HomeOur WorkPollution and Waste Management

Pollution and Waste Management

Land-based pollution of marine and coastal environments eventually makes its way back to and concentrates along coastal areas, affecting and degrading rich natural resources. Countries and their coastal communities are highly dependent on natural resources provided by these coastal environments, and it is important to mainstream pollution management into local and national coastal planning strategies.

Strategic action plans for pollution reduction have been developed in all PEMSEA ICM sites. East Asia is home to several areas with severe pollution problems, called pollution hotspots. Most local governments have given priority to address nutrient reduction and other waste management problems to reduce the negative impacts of eutrophication, marine litter, urban garbage and hospital wastes, which affect the health and economic well-being of urban centers.

Among the examples are the Operational Plan for the Manila Bay Coastal Strategy, adopted by the Manila Bay Project Coordination Committee (PCC) and the Philippine Department of Environment and Natural Resources, which set the stage for the development and implementation of the World Bank/GEF Manila Third Sewerage Project with a grant of $5 million and loans amounting to $67 million.

In PR China, the findings on the Total Load Study of Sewage Discharged into Bohai Sea served as the rationale for the Blue Sea Action Plan (2001–2010), which has a financial commitment of over $6 billion. The Plan entails the construction of three new sewage treatment plants in Shenyang, Liaoning Province, providing treatment capacity for one million tons/day of municipal sewage. In Fujian, the radical improvements brought about by the cleanup and rehabilitation of Xiamen's Yuan Dang Lagoon inspired the provincial government to invest RMB3 billion ($395 million) in water pollution control and ecological management, resulting in substantial reductions in total discharge of pollutants in the basin.

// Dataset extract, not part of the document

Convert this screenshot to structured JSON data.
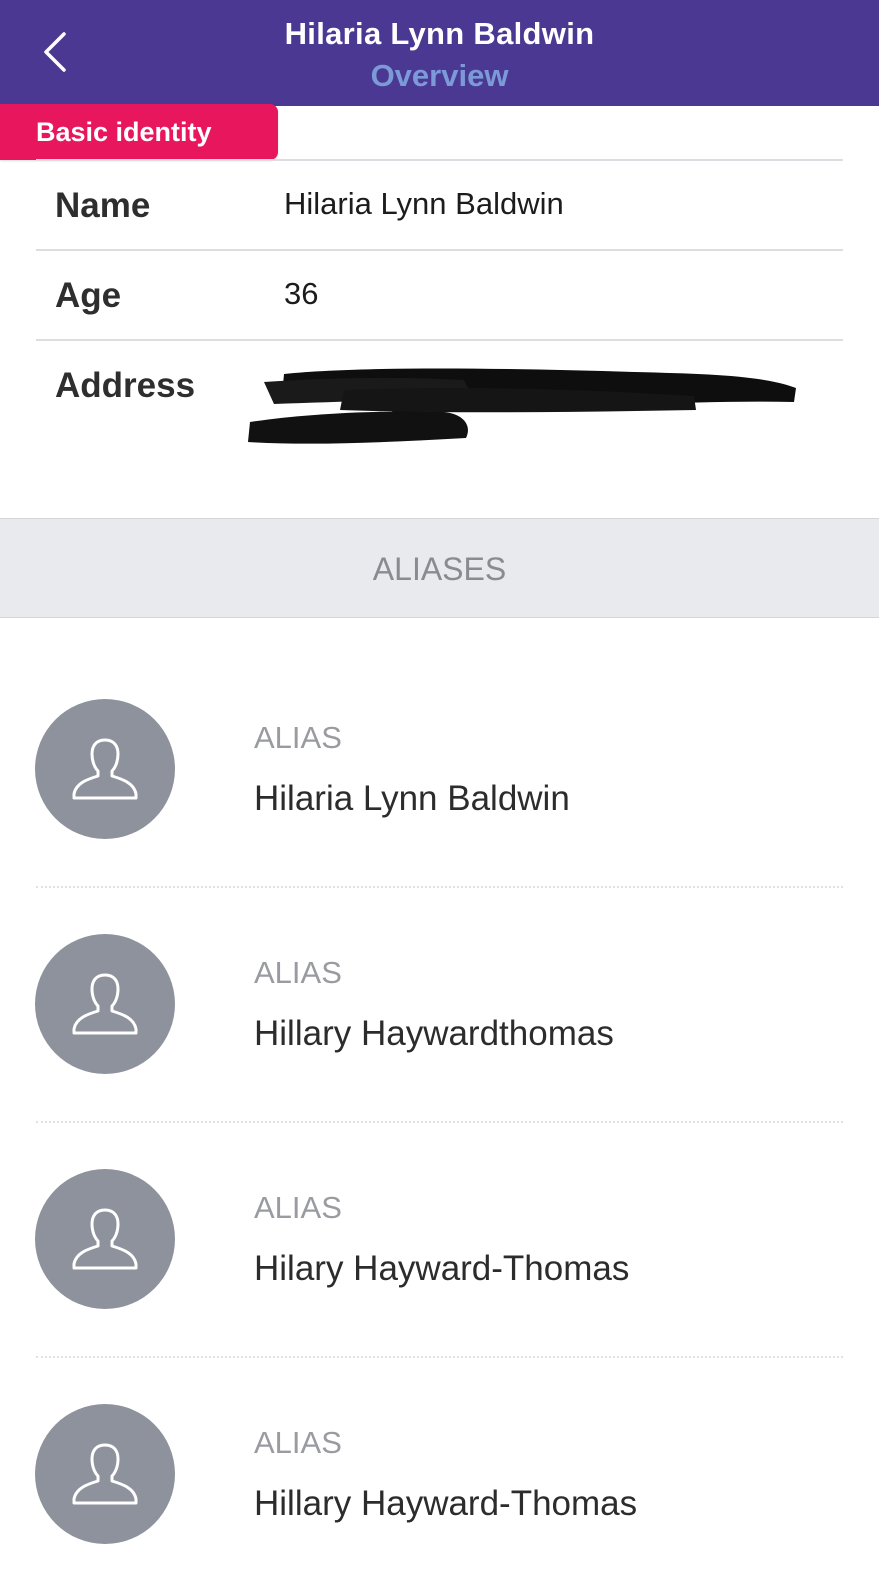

Grassroots, or 'bottom-up' action from local communities are also important and can often help solve difficult problems with simple actions. A pilot implementation for community-based solid waste management project in Sihanoukville, Cambodia, provided an initial step to involve local communities in solid waste management. Supported through the ICM Project in the area, the municipal government, the Ministry of Environment and the Commune Council, worked with community members and the CINTRI Waste Company to reduce the volume of stockpiled domestic wastes. The project fostered improved local capacity to deal with solid wastes through training, awareness campaigns, and household involvement in cleanup and waste segregation. The project also fostered greater cohesion among neighboring families and established a strong alliance between the community and the private sector company, both of which resulted in a greater appreciation of each party on their respective roles in improving community sanitation and promoting waste management as an economic opportunity for the village. Learning from the experience of the pilot implementation, the project is now being scaled up to cover 1,155 families in the entire Sangkat (Commune). Part of the scaling up process includes beefing up the revolving fund component of the project to create a self-sustaining mechanism for the project in the long run.